Departure tax increase approved
The House of Assembly has voted to increase departure tax, despite concerns by the Opposition that it will hinder growth in the tourism sector.
The Miscellaneous Taxes Amendment Act 2015, presented by Finance Minister Bob Richards, will increase departure tax at LF Wade International Airport from $35 to $50.
Noting the criticism to the proposed airport development project and the lack of tendering associated with it, he stated that more than 600 jobs will be created through the proposed airport redevelopment project, 400 of which will be long-term jobs.
“While some people may say we are not going the normal way, we have gone the extra mile to protect the public purse and Bermuda in general against the risks associated with that project,” Mr Richards said. “The risk of overruns, the risk of lateness, the risk of jobs not materialising. All of these risks are being either eliminated or mitigated.”
While the One Bermuda Alliance said the tax increase would help fund the 2017 America's Cup, Opposition Leader Marc Bean argued that the act was sweetening the pot for the proposed redevelopment of the terminal building. Mr Bean said the tax increase goes directly against the push to rebuild the tourism sector.
“If tourism is the new focus and hotel development is the new stimulus, how on Earth do you tax the blood stream of both strategies?” he said. “We know it's not to reduce the deficit, it's to fatten the calf for CCC.
“In one instance this evening, we tax property in a depressed property market. Then we tax labour in a depressed market with increasing unemployment. Then we go ahead and tax the goose that lays the silver eggs. Tourism.
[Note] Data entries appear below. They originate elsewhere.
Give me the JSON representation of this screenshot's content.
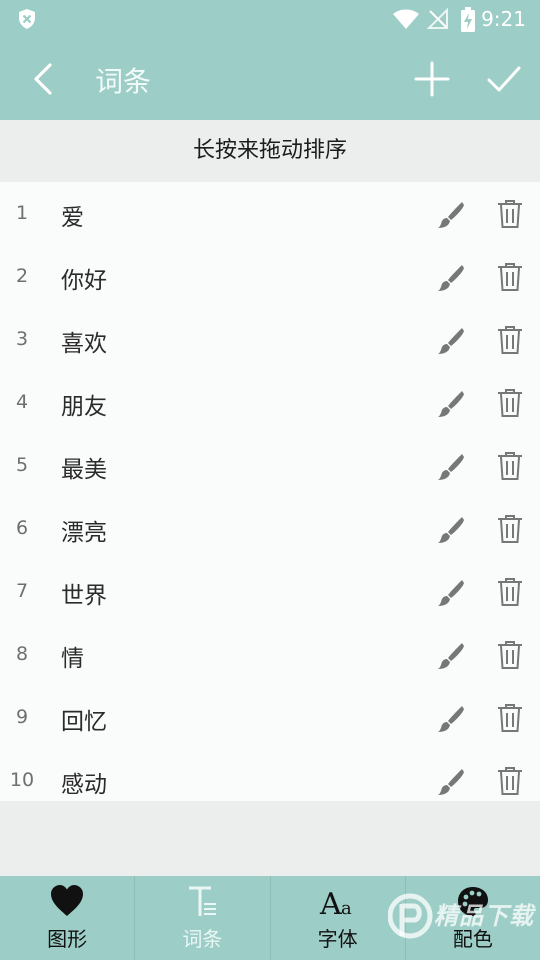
{
  "status_bar": {
    "time": "9:21"
  },
  "toolbar": {
    "title": "词条"
  },
  "hint": "长按来拖动排序",
  "items": [
    {
      "num": "1",
      "word": "爱"
    },
    {
      "num": "2",
      "word": "你好"
    },
    {
      "num": "3",
      "word": "喜欢"
    },
    {
      "num": "4",
      "word": "朋友"
    },
    {
      "num": "5",
      "word": "最美"
    },
    {
      "num": "6",
      "word": "漂亮"
    },
    {
      "num": "7",
      "word": "世界"
    },
    {
      "num": "8",
      "word": "情"
    },
    {
      "num": "9",
      "word": "回忆"
    },
    {
      "num": "10",
      "word": "感动"
    }
  ],
  "tabs": [
    {
      "label": "图形",
      "icon": "heart-icon"
    },
    {
      "label": "词条",
      "icon": "text-icon",
      "active": true
    },
    {
      "label": "字体",
      "icon": "font-icon"
    },
    {
      "label": "配色",
      "icon": "palette-icon"
    }
  ],
  "watermark": "精品下载",
  "colors": {
    "accent": "#9ccdc6",
    "list_bg": "#fafcfb",
    "page_bg": "#eceeee"
  }
}
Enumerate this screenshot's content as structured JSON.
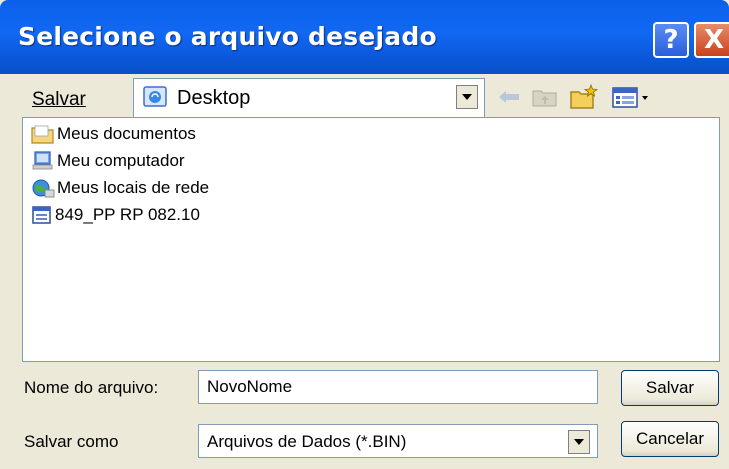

Not gold, but silver, but we tax it.”
Tourism and Transport Minister Shawn Crockwell said that when the increase was first broached, he said the increase would not make costs prohibitive and that total airport fees would remain in a competitive range.
With the increase, total airport fees in Bermuda will be $58.31, compared with $63 in the US, $70 in the Turks and Caicos and $82.91 in Jamaica. “This is not ideal, but I understand it and it's not going to impede progress going forward,” he said.
Shadow Tourism Minister Zane DeSilva, however, said that the comparison with other jurisdictions was misleading as it did not account for the high cost of tickets to Bermuda and Shadow Transport Minister Lawrence Scott said that the tax hike will result in a higher cost of business for airlines.
“Maybe it's not the right time to raise departure tax when you have days that only two airlines will fly to the Island. Actually, some days it's only one airline with two flights to the Island. This is not the time to raise departure tax.”
Several PLP members re-raised concerns about the airport project, particularly the lack of tendering for the capital project.
Shadow Finance Minister David Burt said that a new airport will not draw in new tourists, saying the money would better be spent investing in tourism and marketing.
“What we need is to increase our air arrivals, and increasing departure tax and increasing the cost to come to Bermuda is not something that is going to increase air arrivals,” he said.
He also questioned where 400 long-term jobs could come from at the airport project, saying the airport now employs 43 staff.